Sending extend and include to your own class definition


#1

hello.

I’m trying to learn the ruby way of doing things, and ran across some
code that I’m finding hard to understand. It seems to be sending
extend and include messages of inner modules to the class def itself.

I’ve boiled the sample down to something like this.

class C

module ClassMethods
def c1
‘Class method c1’
end

def c2
  'Class method c2'
end

end

send :extend, ClassMethods

module InstanceMethods
def i1
‘Instance method i1’
end

def i2
  'Instance method i2'
end

end

send :include, InstanceMethods

end


I think I must be missing something.

Isn’t the receiver of the send message the Class itself? If not, who
is the receiver?

If it is, what does this technique offer compared to just declaring
the class and instance methods in the first place?

I’d really appreciate some clarification about this style.

TIA.


#2

On May 22, 2009, at 3:40 PM, rlf wrote:

I’m trying to learn the ruby way of doing things, and ran across some
code that I’m finding hard to understand. It seems to be sending
extend and include messages of inner modules to the class def itself.

send :extend, ClassMethods
[…]
send :include, InstanceMethods

These could be more simply written as:
extend ClassMethods
include InstanceMethods

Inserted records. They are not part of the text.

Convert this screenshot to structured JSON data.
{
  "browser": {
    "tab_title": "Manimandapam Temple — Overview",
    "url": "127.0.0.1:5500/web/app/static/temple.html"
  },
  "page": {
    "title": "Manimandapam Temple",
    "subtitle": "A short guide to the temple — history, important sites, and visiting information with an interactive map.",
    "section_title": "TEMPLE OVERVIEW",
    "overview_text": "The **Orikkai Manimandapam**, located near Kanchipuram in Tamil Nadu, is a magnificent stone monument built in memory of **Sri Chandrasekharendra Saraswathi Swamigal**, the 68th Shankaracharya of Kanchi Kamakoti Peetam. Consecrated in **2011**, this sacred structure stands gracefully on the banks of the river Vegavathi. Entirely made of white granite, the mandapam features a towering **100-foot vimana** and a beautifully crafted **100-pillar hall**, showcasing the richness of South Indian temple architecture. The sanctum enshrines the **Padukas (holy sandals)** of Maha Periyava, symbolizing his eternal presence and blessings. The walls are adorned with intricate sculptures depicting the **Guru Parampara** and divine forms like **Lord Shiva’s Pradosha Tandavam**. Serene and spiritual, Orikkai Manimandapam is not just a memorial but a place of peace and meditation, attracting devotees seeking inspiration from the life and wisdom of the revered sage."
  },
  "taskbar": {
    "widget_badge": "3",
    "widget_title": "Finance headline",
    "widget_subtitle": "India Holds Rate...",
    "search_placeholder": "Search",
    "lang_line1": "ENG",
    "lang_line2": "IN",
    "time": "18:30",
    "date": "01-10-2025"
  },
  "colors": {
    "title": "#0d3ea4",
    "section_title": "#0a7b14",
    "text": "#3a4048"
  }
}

Isn’t the receiver of the send message the Class itself? If not, who
is the receiver?

Yes, the class ‘C’ is the receiver.

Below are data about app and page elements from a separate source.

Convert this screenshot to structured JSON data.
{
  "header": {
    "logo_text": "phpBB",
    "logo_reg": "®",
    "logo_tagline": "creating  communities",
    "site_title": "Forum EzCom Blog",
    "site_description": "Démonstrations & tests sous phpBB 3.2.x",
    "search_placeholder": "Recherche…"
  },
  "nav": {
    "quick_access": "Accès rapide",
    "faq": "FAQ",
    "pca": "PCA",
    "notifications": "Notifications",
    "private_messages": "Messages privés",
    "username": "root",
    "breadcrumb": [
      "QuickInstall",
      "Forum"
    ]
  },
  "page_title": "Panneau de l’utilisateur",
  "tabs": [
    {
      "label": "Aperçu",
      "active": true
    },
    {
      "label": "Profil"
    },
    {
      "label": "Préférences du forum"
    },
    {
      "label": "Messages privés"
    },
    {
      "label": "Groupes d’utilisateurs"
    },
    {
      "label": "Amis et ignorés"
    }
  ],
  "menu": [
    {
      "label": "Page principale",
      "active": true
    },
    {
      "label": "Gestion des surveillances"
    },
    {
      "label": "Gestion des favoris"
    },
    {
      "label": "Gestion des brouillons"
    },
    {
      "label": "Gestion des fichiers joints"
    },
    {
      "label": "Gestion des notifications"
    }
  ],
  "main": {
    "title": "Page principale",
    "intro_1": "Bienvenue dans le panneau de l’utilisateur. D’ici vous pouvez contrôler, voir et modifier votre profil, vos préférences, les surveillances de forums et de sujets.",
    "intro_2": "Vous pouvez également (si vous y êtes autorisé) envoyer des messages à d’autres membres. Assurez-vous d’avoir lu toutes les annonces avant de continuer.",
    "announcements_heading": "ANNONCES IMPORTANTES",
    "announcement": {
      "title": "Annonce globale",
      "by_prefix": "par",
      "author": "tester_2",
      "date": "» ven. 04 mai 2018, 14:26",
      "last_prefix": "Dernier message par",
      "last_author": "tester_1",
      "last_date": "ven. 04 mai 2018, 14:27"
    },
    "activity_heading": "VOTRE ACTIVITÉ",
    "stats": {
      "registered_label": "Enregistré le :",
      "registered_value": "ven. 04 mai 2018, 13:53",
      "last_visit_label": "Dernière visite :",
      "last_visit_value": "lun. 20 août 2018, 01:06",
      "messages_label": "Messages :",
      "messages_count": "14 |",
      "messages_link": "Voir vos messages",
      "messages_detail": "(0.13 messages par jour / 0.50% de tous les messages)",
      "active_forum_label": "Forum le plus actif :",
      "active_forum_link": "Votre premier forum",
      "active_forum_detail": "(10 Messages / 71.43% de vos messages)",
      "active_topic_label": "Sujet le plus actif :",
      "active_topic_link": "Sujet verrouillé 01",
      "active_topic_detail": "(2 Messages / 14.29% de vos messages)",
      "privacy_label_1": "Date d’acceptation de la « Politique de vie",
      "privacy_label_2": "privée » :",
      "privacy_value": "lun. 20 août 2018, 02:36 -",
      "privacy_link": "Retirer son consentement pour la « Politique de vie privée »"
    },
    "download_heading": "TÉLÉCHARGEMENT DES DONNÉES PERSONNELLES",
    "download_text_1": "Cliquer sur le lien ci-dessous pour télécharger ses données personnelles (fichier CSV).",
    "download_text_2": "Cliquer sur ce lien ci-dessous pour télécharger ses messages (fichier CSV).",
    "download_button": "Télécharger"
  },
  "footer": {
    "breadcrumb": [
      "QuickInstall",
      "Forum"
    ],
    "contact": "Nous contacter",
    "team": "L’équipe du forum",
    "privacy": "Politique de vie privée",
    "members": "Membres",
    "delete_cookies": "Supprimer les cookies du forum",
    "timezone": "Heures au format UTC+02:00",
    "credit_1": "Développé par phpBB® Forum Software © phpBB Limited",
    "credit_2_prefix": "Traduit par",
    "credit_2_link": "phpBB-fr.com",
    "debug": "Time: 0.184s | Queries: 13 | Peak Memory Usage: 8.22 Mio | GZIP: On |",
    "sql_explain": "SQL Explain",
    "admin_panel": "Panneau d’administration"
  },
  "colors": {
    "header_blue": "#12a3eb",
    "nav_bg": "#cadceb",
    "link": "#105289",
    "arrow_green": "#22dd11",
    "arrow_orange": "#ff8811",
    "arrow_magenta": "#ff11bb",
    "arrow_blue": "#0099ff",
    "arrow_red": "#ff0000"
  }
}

If it is, what does this technique offer compared to just declaring
the class and instance methods in the first place?

Perhaps because the modules are going to be used elsewhere? If you
declare the methods directly as class and instance methods it is
awkward to incorporate them into other classes or modules via extend
and include.